Many turn to wobble dado blades due to constraints like short arbors on their saws, which may not safely accommodate a full-width stacked dado blade set. However, it’s crucial to explore all options before settling on a wobble dado blade. In many cases, a stacked dado set can be used on these saws by limiting the number of chippers installed between the outer plates.
Embarking on my wobble dado blade journey was met with initial skepticism, given the mixed reviews in the woodworking community. Testing it on a bookshelf project, the blade’s ease of installation and simplicity stood out, requiring fewer adjustments compared to stacked sets.
Yet, challenges surfaced, notably vibrations affecting stability, demanding practice for a steady feed rate and clean cuts. Despite these hurdles, the wobble blade’s versatility became apparent, becoming my preferred choice for less precise or time-sensitive tasks.

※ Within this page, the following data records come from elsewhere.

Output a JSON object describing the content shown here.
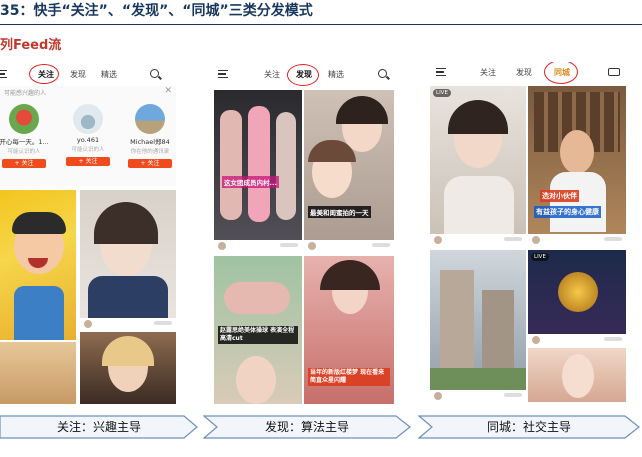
{
  "figure_title": "35：快手“关注”、“发现”、“同城”三类分发模式",
  "feed_label": "列Feed流",
  "phones": [
    {
      "tabs": {
        "follow": "关注",
        "discover": "发现",
        "featured": "精选"
      },
      "rec_header": "可能感兴趣的人",
      "users": [
        {
          "name": "开心每一天。1...",
          "sub": "可能认识的人",
          "follow": "+ 关注"
        },
        {
          "name": "yo.461",
          "sub": "可能认识的人",
          "follow": "+ 关注"
        },
        {
          "name": "Michael郑84",
          "sub": "你在他的通讯录",
          "follow": "+ 关注"
        }
      ]
    },
    {
      "tabs": {
        "follow": "关注",
        "discover": "发现",
        "featured": "精选"
      },
      "captions": [
        "这女团成员内村...",
        "最美和闺蜜拍的一天",
        "赵露思绝美体操球 表演全程高清cut",
        "当年的新版红楼梦 现在看来简直众星闪耀"
      ]
    },
    {
      "tabs": {
        "follow": "关注",
        "discover": "发现",
        "local": "同城"
      },
      "live_badges": [
        "LIVE",
        "LIVE"
      ],
      "captions": [
        "选对小伙伴",
        "有益孩子的身心健康"
      ]
    }
  ],
  "bottom_labels": [
    "关注：兴趣主导",
    "发现：算法主导",
    "同城：社交主导"
  ],
  "colors": {
    "title": "#17375e",
    "feed_label": "#c0392b",
    "highlight": "#e02020",
    "follow_button": "#f04b1d",
    "chevron_fill": "#f2f6fb",
    "chevron_stroke": "#6f8fbf"
  }
}
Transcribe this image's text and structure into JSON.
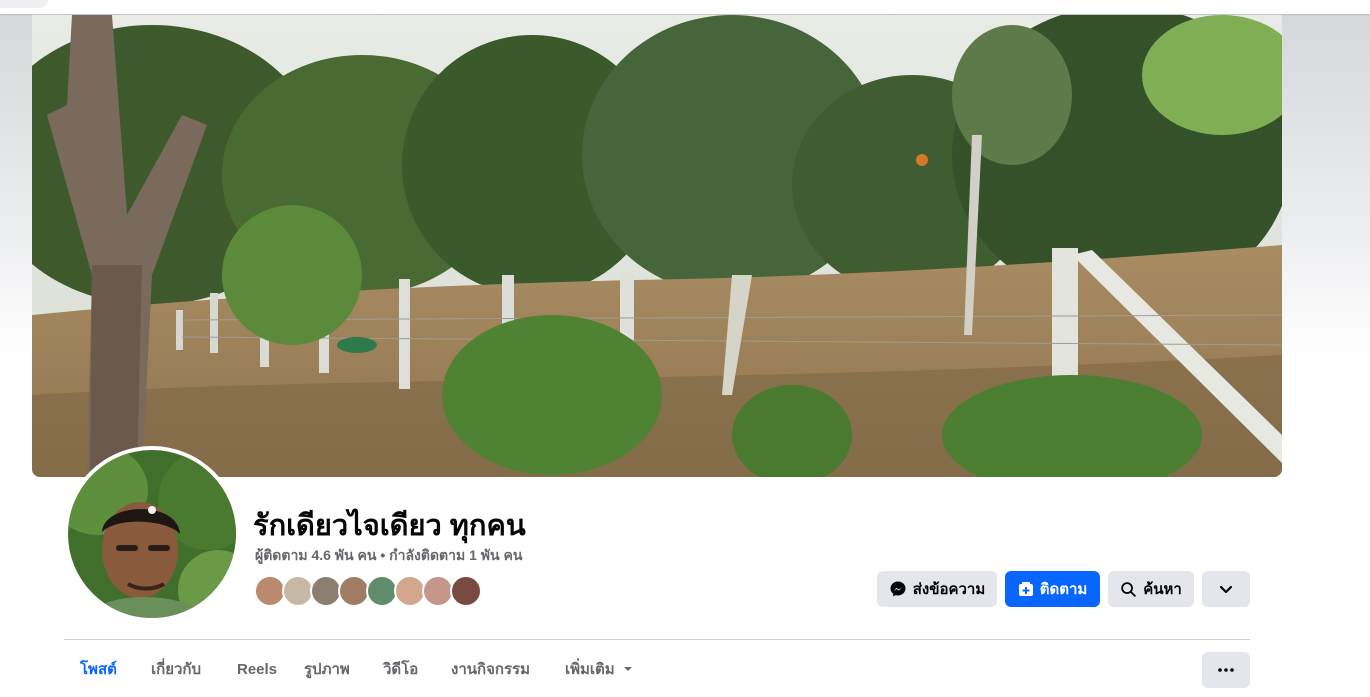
{
  "profile": {
    "name": "รักเดียวไจเดียว ทุกคน",
    "stats": "ผู้ติดตาม 4.6 พัน คน • กำลังติดตาม 1 พัน คน"
  },
  "actions": {
    "message_label": "ส่งข้อความ",
    "follow_label": "ติดตาม",
    "search_label": "ค้นหา"
  },
  "tabs": [
    {
      "label": "โพสต์",
      "active": true
    },
    {
      "label": "เกี่ยวกับ"
    },
    {
      "label": "Reels"
    },
    {
      "label": "รูปภาพ"
    },
    {
      "label": "วิดีโอ"
    },
    {
      "label": "งานกิจกรรม"
    },
    {
      "label": "เพิ่มเติม"
    }
  ],
  "icons": {
    "messenger": "messenger-icon",
    "follow": "follow-icon",
    "search": "search-icon",
    "dropdown": "chevron-down-icon",
    "more": "more-dots-icon"
  },
  "colors": {
    "accent": "#0866ff",
    "button_gray": "#e4e6eb",
    "text_secondary": "#65676b"
  }
}
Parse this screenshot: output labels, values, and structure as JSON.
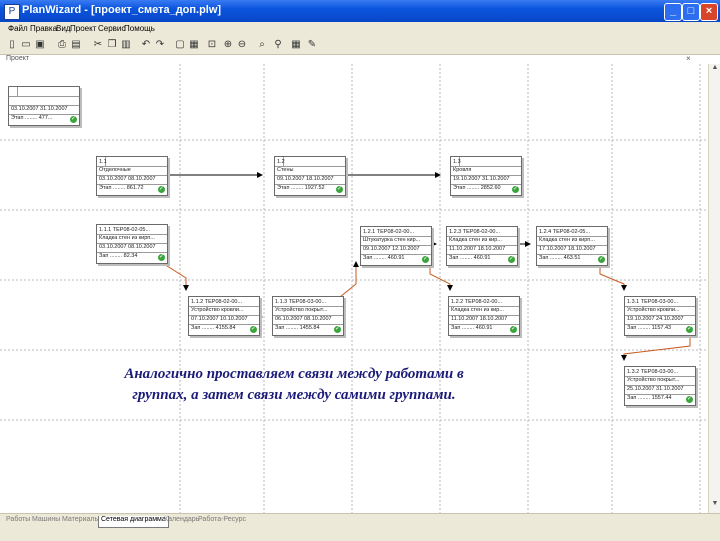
{
  "window": {
    "title": "PlanWizard - [проект_смета_доп.plw]",
    "buttons": [
      "_",
      "□",
      "×"
    ]
  },
  "menu": [
    "Файл",
    "Правка",
    "Вид",
    "Проект",
    "Сервис",
    "Помощь"
  ],
  "toolbar_icons": [
    "new-doc-icon",
    "open-folder-icon",
    "save-icon",
    "print-icon",
    "preview-icon",
    "cut-icon",
    "copy-icon",
    "paste-icon",
    "undo-icon",
    "redo-icon",
    "properties-icon",
    "table-icon",
    "link-icon",
    "zoom-in-icon",
    "zoom-out-icon",
    "find-icon",
    "filter-icon",
    "grid-icon",
    "wizard-icon"
  ],
  "project_strip": {
    "label": "Проект",
    "close": "×"
  },
  "nodes": [
    {
      "id": "n0",
      "r1": "",
      "r2": "",
      "r3": "03.10.2007 31.10.2007",
      "r4": "Этап  ........  477..."
    },
    {
      "id": "n1",
      "r1": "1.1",
      "r2": "Отделочные",
      "r3": "03.10.2007 08.10.2007",
      "r4": "Этап    ........   861.72"
    },
    {
      "id": "n2",
      "r1": "1.2",
      "r2": "Стены",
      "r3": "09.10.2007 18.10.2007",
      "r4": "Этап    ........   1927.52"
    },
    {
      "id": "n3",
      "r1": "1.3",
      "r2": "Кровля",
      "r3": "19.10.2007 31.10.2007",
      "r4": "Этап    ........   2852.60"
    },
    {
      "id": "n4",
      "r1": "1.1.1   ТЕР08-02-05...",
      "r2": "Кладка стен из кирп...",
      "r3": "03.10.2007 08.10.2007",
      "r4": "Зап    ........   82.34"
    },
    {
      "id": "n5",
      "r1": "1.2.1   ТЕР08-02-00...",
      "r2": "Штукатурка стен кир...",
      "r3": "09.10.2007 12.10.2007",
      "r4": "Зап    ........   460.91"
    },
    {
      "id": "n6",
      "r1": "1.2.3   ТЕР08-02-00...",
      "r2": "Кладка стен из кир...",
      "r3": "11.10.2007 18.10.2007",
      "r4": "Зап    ........   460.91"
    },
    {
      "id": "n7",
      "r1": "1.2.4   ТЕР08-02-05...",
      "r2": "Кладка стен из кирп...",
      "r3": "17.10.2007 18.10.2007",
      "r4": "Зап    ........   463.51"
    },
    {
      "id": "n8",
      "r1": "1.1.2   ТЕР08-02-00...",
      "r2": "Устройство кровли...",
      "r3": "07.10.2007 10.10.2007",
      "r4": "Зап    ........   4155.84"
    },
    {
      "id": "n9",
      "r1": "1.1.3   ТЕР08-03-00...",
      "r2": "Устройство покрыт...",
      "r3": "06.10.2007 08.10.2007",
      "r4": "Зап    ........   1455.84"
    },
    {
      "id": "n10",
      "r1": "1.2.2   ТЕР08-02-00...",
      "r2": "Кладка стен из кир...",
      "r3": "11.10.2007 18.10.2007",
      "r4": "Зап    ........   460.91"
    },
    {
      "id": "n11",
      "r1": "1.3.1   ТЕР08-03-00...",
      "r2": "Устройство кровли...",
      "r3": "19.10.2007 24.10.2007",
      "r4": "Зап    ........   1157.43"
    },
    {
      "id": "n12",
      "r1": "1.3.2   ТЕР08-03-00...",
      "r2": "Устройство покрыт...",
      "r3": "25.10.2007 31.10.2007",
      "r4": "Зап    ........   1557.44"
    }
  ],
  "caption": {
    "line1": "Аналогично  проставляем связи  между работами в",
    "line2": "группах, а затем связи между самими группами."
  },
  "tabs": [
    "Работы",
    "Машины",
    "Материалы",
    "Сетевая диаграмма",
    "Календарь",
    "Работа-Ресурс"
  ],
  "active_tab": "Сетевая диаграмма",
  "colors": {
    "titlebar": "#0a55dd",
    "caption": "#1b1b7a",
    "link_arrow": "#c85a1e",
    "ok_badge": "#3aa53a"
  }
}
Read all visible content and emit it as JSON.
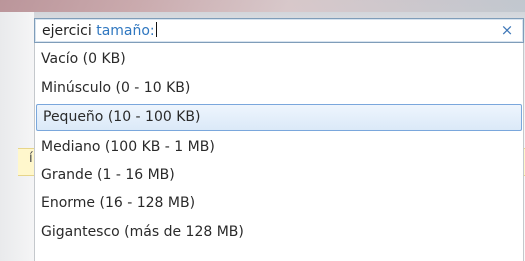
{
  "search": {
    "query": "ejercici",
    "keyword": "tamaño:",
    "clear_icon": "×"
  },
  "size_filter": {
    "selected_index": 2,
    "options": [
      {
        "label": "Vacío (0 KB)"
      },
      {
        "label": "Minúsculo (0 - 10 KB)"
      },
      {
        "label": "Pequeño (10 - 100 KB)"
      },
      {
        "label": "Mediano (100 KB - 1 MB)"
      },
      {
        "label": "Grande (1 - 16 MB)"
      },
      {
        "label": "Enorme (16 - 128 MB)"
      },
      {
        "label": "Gigantesco (más de 128 MB)"
      }
    ]
  },
  "background": {
    "partial_glyph": "í"
  },
  "colors": {
    "keyword": "#2f77c0",
    "selection_border": "#7aa7dc",
    "selection_fill": "#dbe9f8",
    "clear_icon": "#3f78b8"
  }
}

Having experienced both stacked and wobble blades, I acknowledge their distinct roles. Stacked blades excel in precision, ideal for fine cabinetry, while the wobble blade holds its ground for quicker jobs or softer woods.
Personally, I frequently opt for the wobble blade, appreciating its ease of use, especially for utilitarian projects or experimental designs requiring multiple width adjustments.
In conclusion, wobble dado blades may not suit every scenario, but their simplicity and adaptability render them valuable, particularly for time-sensitive or less precision-demanding projects.
For those entering woodworking, I recommend trying both blade types to discover their unique qualities and determine which aligns best with individual preferences and project requirements.
Frequently Asked Questions
Is a Dado Blade Necessary for Woodworking Projects?
While not every woodworking project requires a dado blade, their utility in creating strong, precise joints makes them a valuable addition to any woodworker’s toolset. For projects involving shelving, cabinetry, or any furniture requiring interlocking parts, a dado blade is often essential.
Can Any Table Saw Use Dado Blades?
Most table saws can accommodate dado blades, but it’s important to check the specific model’s limitations regarding the width and diameter of the dado set. Always refer to the manufacturer’s guidelines to ensure compatibility and safe operation.
Can I Install a Dado Blade Myself?
Yes, with the right knowledge and precautions, most woodworkers can install a dado blade themselves. It’s crucial to follow the saw’s manual and dado set instructions closely to ensure safe and accurate installation.
Is Using a Dado Blade on a Circular Saw Dangerous?
Using a dado blade on a tool it’s not designed for, like a handheld circular saw, can be extremely dangerous. Dado blades are intended for use in stationary saws with appropriate guards and stabilizers.
Why is it called “dado”?
The term “dado” originates from traditional architectural terminology, referring to the lower section of a wall. In woodworking, it’s come to mean the slot or trench cut into the surface of wood, reminiscent of the wall feature.